Frequently Asked Questions
Q: What is the best video quality cable to use with the Amiga 500?
A: The best quality analog video output from the Amiga 500 comes via the composite video port. Using a high quality RCA cable from this port to your TV provides a very good image. For digital quality, HDMI converters for the Amiga work well but can add a little display lag. Avoid RF connections if possible for better video fidelity.
Q: Do I need a special scan converter box for hooking up to new TVs?
A: You may need a scan converter like the Retrotink 2X or OSSC to get the optimal picture quality from a composite source on a modern HDTV. These devices will convert the analog signal to digital HDMI at the TV’s native resolution. However, many HDTVs can accept and display a composite signal directly with decent results, so try without a converter first.
Q: Why is the Amiga image not centered or fitting the screen properly?
A: Due to differences in TV standards through the years, the Amiga’s video signal may have issues like overscan, underscan or improper aspect ratio on new displays.
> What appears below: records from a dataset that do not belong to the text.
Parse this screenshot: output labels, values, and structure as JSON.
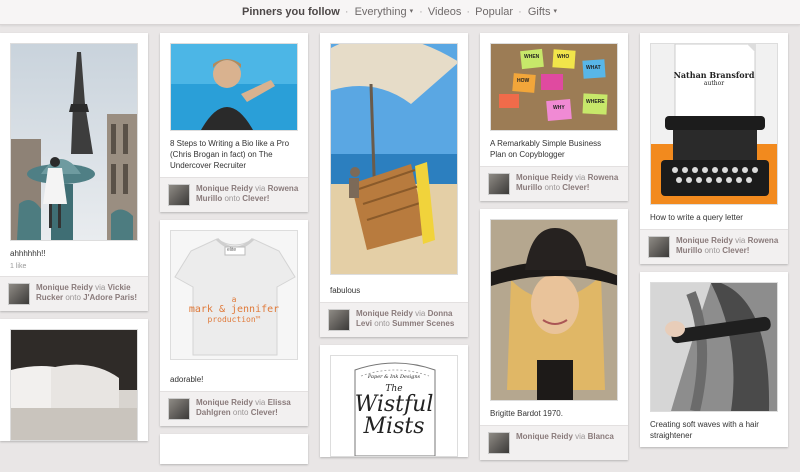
{
  "topnav": {
    "active": "Pinners you follow",
    "items": [
      {
        "label": "Everything",
        "caret": "▾"
      },
      {
        "label": "Videos",
        "caret": ""
      },
      {
        "label": "Popular",
        "caret": ""
      },
      {
        "label": "Gifts",
        "caret": "▾"
      }
    ],
    "separator": "·"
  },
  "pins": [
    {
      "caption": "ahhhhhh!!",
      "likes": "1 like",
      "user": "Monique Reidy",
      "via": "via",
      "via_user": "Vickie Rucker",
      "onto": "onto",
      "board": "J'Adore Paris!",
      "image": "paris-eiffel-tower"
    },
    {
      "caption": "",
      "likes": "",
      "user": "",
      "via": "",
      "via_user": "",
      "onto": "",
      "board": "",
      "image": "bedroom"
    },
    {
      "caption": "8 Steps to Writing a Bio like a Pro (Chris Brogan in fact) on The Undercover Recruiter",
      "user": "Monique Reidy",
      "via": "via",
      "via_user": "Rowena Murillo",
      "onto": "onto",
      "board": "Clever!",
      "image": "speaker"
    },
    {
      "caption": "adorable!",
      "user": "Monique Reidy",
      "via": "via",
      "via_user": "Elissa Dahlgren",
      "onto": "onto",
      "board": "Clever!",
      "image": "tshirt"
    },
    {
      "caption": "",
      "user": "",
      "image": "partial"
    },
    {
      "caption": "fabulous",
      "user": "Monique Reidy",
      "via": "via",
      "via_user": "Donna Levi",
      "onto": "onto",
      "board": "Summer Scenes",
      "image": "beach-chair"
    },
    {
      "caption": "",
      "user": "",
      "image": "wistful-mists"
    },
    {
      "caption": "A Remarkably Simple Business Plan on Copyblogger",
      "user": "Monique Reidy",
      "via": "via",
      "via_user": "Rowena Murillo",
      "onto": "onto",
      "board": "Clever!",
      "image": "sticky-notes"
    },
    {
      "caption": "Brigitte Bardot 1970.",
      "user": "Monique Reidy",
      "via": "via",
      "via_user": "Blanca",
      "onto": "",
      "board": "",
      "image": "hat-portrait"
    },
    {
      "caption": "How to write a query letter",
      "user": "Monique Reidy",
      "via": "via",
      "via_user": "Rowena Murillo",
      "onto": "onto",
      "board": "Clever!",
      "image": "typewriter"
    },
    {
      "caption": "Creating soft waves with a hair straightener",
      "user": "",
      "image": "hair-straightener"
    }
  ],
  "image_text": {
    "tshirt_line1": "a",
    "tshirt_line2": "mark & jennifer",
    "tshirt_line3": "production™",
    "tshirt_tag": "elite",
    "typewriter_name": "Nathan Bransford",
    "typewriter_role": "author",
    "wistful_small": "Paper & Ink Designs",
    "wistful_the": "The",
    "wistful_title1": "Wistful",
    "wistful_title2": "Mists",
    "notes": [
      "WHEN",
      "WHO",
      "WHAT",
      "HOW",
      "WHY",
      "WHERE"
    ]
  },
  "colors": {
    "background": "#e9e6e6",
    "link": "#8a7b7b",
    "card": "#ffffff",
    "attribution_bg": "#f2f0f0"
  }
}
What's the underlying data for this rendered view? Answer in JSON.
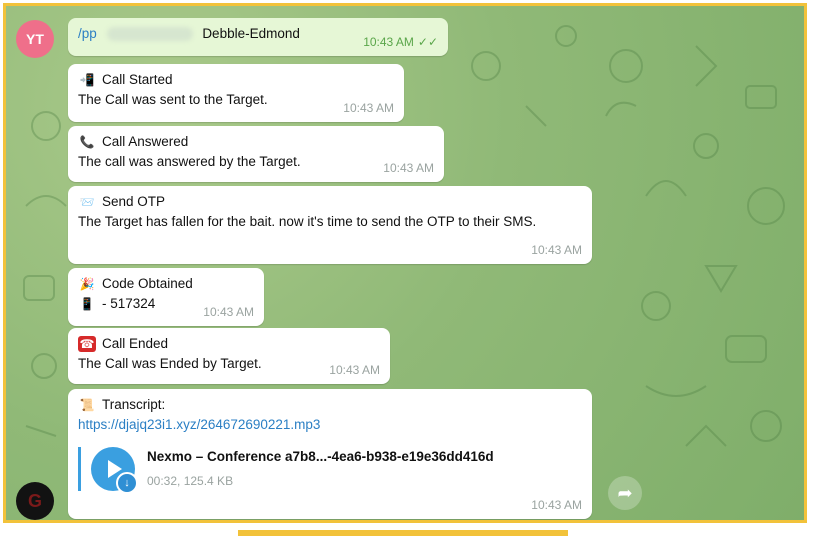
{
  "avatars": {
    "top_initials": "YT",
    "bottom_initial": "G"
  },
  "header_message": {
    "prefix": "/pp",
    "name": "Debble-Edmond",
    "time": "10:43 AM",
    "ticks": "✓✓"
  },
  "messages": [
    {
      "emoji": "📲",
      "title": "Call Started",
      "body": "The Call was sent to the Target.",
      "time": "10:43 AM"
    },
    {
      "emoji": "📞",
      "title": "Call Answered",
      "body": "The call was answered by the Target.",
      "time": "10:43 AM"
    },
    {
      "emoji": "📨",
      "title": "Send OTP",
      "body": "The Target has fallen for the bait. now it's time to send the OTP to their SMS.",
      "time": "10:43 AM"
    },
    {
      "emoji": "🎉",
      "title": "Code Obtained",
      "body_icon": "📱",
      "body": "- 517324",
      "time": "10:43 AM"
    },
    {
      "emoji": "☎",
      "title": "Call Ended",
      "body": "The Call was Ended by Target.",
      "time": "10:43 AM"
    }
  ],
  "transcript": {
    "emoji": "📜",
    "title": "Transcript:",
    "link": "https://djajq23i1.xyz/264672690221.mp3",
    "audio_title": "Nexmo – Conference a7b8...-4ea6-b938-e19e36dd416d",
    "audio_meta": "00:32, 125.4 KB",
    "time": "10:43 AM"
  },
  "icons": {
    "play": "play-icon",
    "download": "download-icon",
    "forward": "forward-icon"
  }
}
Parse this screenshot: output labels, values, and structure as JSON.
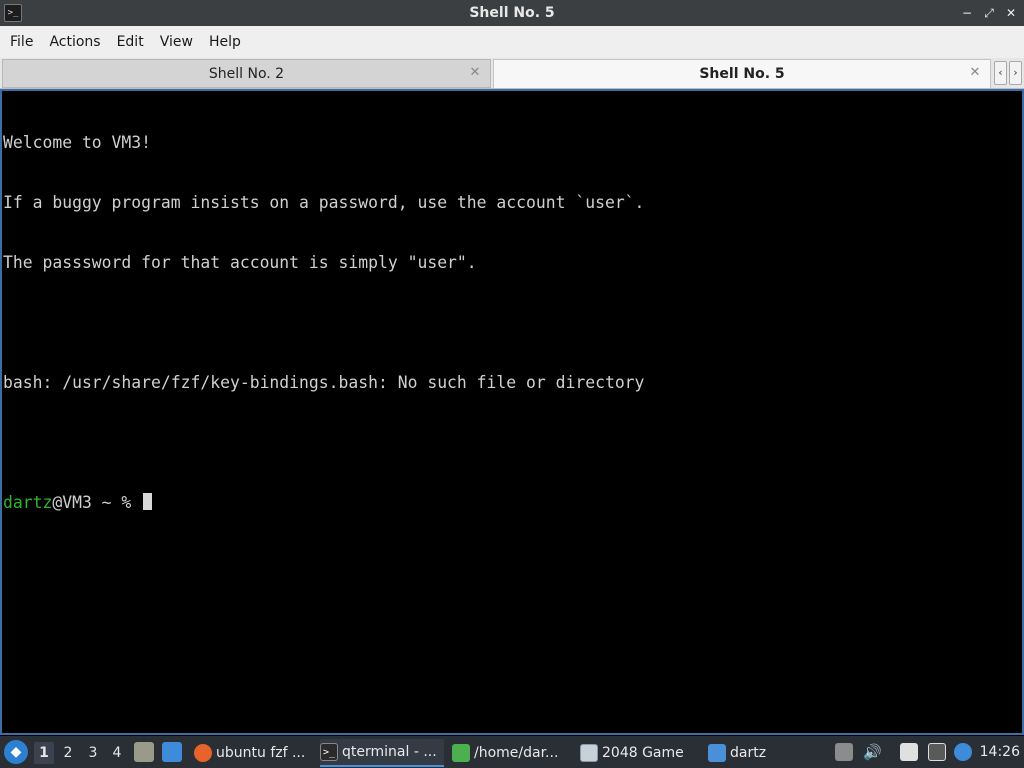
{
  "window": {
    "title": "Shell No. 5",
    "app_icon": "terminal-icon"
  },
  "menu": {
    "items": [
      "File",
      "Actions",
      "Edit",
      "View",
      "Help"
    ]
  },
  "tabs": [
    {
      "label": "Shell No. 2",
      "active": false
    },
    {
      "label": "Shell No. 5",
      "active": true
    }
  ],
  "terminal": {
    "lines": [
      "Welcome to VM3!",
      "If a buggy program insists on a password, use the account `user`.",
      "The passsword for that account is simply \"user\".",
      "",
      "bash: /usr/share/fzf/key-bindings.bash: No such file or directory",
      ""
    ],
    "prompt_user": "dartz",
    "prompt_rest": "@VM3 ~ % "
  },
  "taskbar": {
    "desktops": [
      "1",
      "2",
      "3",
      "4"
    ],
    "active_desktop": "1",
    "tasks": [
      {
        "label": "ubuntu fzf ...",
        "icon": "firefox-icon",
        "color": "#e8632b"
      },
      {
        "label": "qterminal - ...",
        "icon": "terminal-icon",
        "color": "#2b2b2b"
      },
      {
        "label": "/home/dar...",
        "icon": "text-editor-icon",
        "color": "#4caf50"
      },
      {
        "label": "2048 Game",
        "icon": "window-icon",
        "color": "#9aa7b5"
      },
      {
        "label": "dartz",
        "icon": "folder-icon",
        "color": "#4a90d9"
      }
    ],
    "clock": "14:26"
  }
}
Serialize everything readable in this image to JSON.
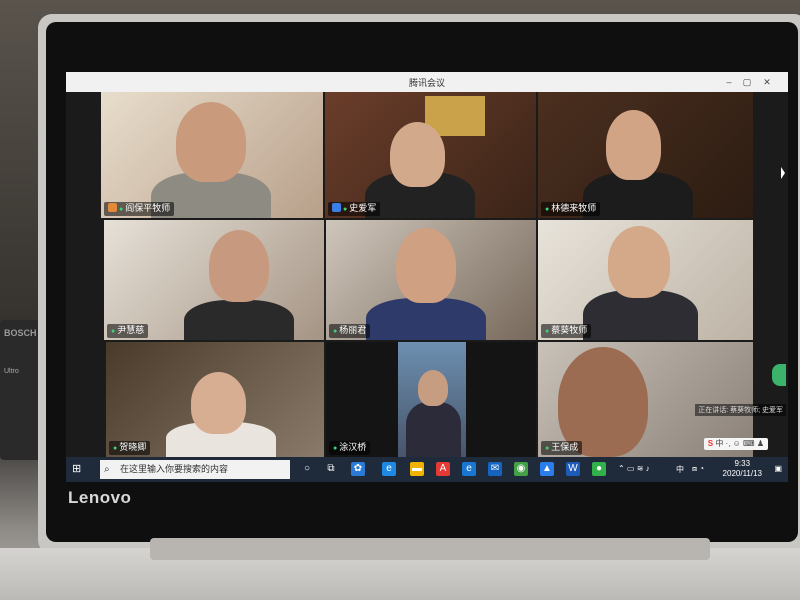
{
  "app": {
    "title": "腾讯会议"
  },
  "participants": [
    {
      "name": "阎保平牧师",
      "role": "host"
    },
    {
      "name": "史爱军",
      "role": "cohost"
    },
    {
      "name": "林德来牧师",
      "role": ""
    },
    {
      "name": "尹慧慈",
      "role": ""
    },
    {
      "name": "杨丽君",
      "role": ""
    },
    {
      "name": "蔡葵牧师",
      "role": ""
    },
    {
      "name": "贺晓卿",
      "role": ""
    },
    {
      "name": "涂汉桥",
      "role": ""
    },
    {
      "name": "王保成",
      "role": ""
    }
  ],
  "speaking": {
    "text": "正在讲话: 蔡葵牧师; 史爱军"
  },
  "ime": {
    "label": "S",
    "text": "中 ·, ☺ ⌨ ♟"
  },
  "taskbar": {
    "search_placeholder": "在这里输入你要搜索的内容",
    "time": "9:33",
    "date": "2020/11/13",
    "ime_indicator": "中",
    "app_icons": [
      "cortana-icon",
      "task-view-icon",
      "tencent-meeting-icon",
      "edge-icon",
      "file-explorer-icon",
      "office-icon",
      "edge-legacy-icon",
      "mail-icon",
      "chrome-icon",
      "meeting-app-icon",
      "word-icon",
      "wechat-icon"
    ]
  },
  "device": {
    "brand": "Lenovo",
    "speaker_brand": "BOSCH",
    "speaker_model": "Ultro"
  },
  "colors": {
    "titlebar": "#f1f1f1",
    "taskbar": "#1f2a3a",
    "mic_active": "#3fd17a"
  }
}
Adjust your TV’s settings for picture size and aspect mode to get the Amiga image positioned and scaled correctly. Using a scan converter also helps with proper sizing.
Q: Can I damage my Amiga 500 by hooking it up incorrectly?
A: The Amiga 500 should be tolerant of minor wiring issues, but you should avoid shorts between connections. Make sure all cables are fully inserted. Avoid hot-plugging devices while powered on. Use surge protection. As long as reasonable care is taken, connecting it to a modern TV via supported output methods should not pose any risks to the system.
Q: How can I determine if my Amiga 500 has display issues itself?
A: If you are unable to get any video output from the Amiga on multiple different TVs/monitors, using known-good cables, there may be a problem with the computer itself rather than just the display hookup. Try resetting the Amiga and booting with no startup scripts or connected devices